▸ To do: In the entries below, find each line with the word "icon" and pull it out.

########################################

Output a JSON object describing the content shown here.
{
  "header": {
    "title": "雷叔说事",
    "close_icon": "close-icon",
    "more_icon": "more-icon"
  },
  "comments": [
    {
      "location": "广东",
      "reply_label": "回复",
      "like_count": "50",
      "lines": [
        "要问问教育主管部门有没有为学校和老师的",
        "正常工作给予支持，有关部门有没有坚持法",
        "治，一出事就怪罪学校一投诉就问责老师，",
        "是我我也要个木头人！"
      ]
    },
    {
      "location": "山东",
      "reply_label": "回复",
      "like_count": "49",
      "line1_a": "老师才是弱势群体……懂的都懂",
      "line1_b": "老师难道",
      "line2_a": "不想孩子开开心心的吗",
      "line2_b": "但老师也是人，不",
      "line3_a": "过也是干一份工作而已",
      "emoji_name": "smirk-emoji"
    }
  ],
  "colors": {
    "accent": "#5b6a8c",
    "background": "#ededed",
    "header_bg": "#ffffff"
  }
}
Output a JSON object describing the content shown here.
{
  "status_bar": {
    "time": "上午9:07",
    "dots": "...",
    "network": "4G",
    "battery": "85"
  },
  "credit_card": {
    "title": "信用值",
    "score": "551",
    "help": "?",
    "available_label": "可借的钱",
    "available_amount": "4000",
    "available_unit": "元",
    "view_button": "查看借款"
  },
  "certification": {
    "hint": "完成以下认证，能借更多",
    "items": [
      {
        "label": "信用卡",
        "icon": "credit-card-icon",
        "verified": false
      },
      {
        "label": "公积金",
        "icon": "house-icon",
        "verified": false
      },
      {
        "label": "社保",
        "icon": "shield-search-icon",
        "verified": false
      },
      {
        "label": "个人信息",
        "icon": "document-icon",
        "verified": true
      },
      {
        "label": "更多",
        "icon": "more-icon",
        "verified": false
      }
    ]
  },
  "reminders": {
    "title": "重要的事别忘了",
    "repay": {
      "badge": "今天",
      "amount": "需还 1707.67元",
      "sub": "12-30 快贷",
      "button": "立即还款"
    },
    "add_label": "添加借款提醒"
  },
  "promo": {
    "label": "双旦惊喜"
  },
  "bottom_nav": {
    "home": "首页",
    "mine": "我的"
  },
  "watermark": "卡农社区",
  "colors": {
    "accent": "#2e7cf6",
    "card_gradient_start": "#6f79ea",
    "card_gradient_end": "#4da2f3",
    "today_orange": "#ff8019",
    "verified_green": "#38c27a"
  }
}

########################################

▸ Result of the exercise:
    "close_icon": "close-icon",
    "more_icon": "more-icon"
        "icon": "credit-card-icon",
        "icon": "house-icon",
        "icon": "shield-search-icon",
        "icon": "document-icon",
        "icon": "more-icon",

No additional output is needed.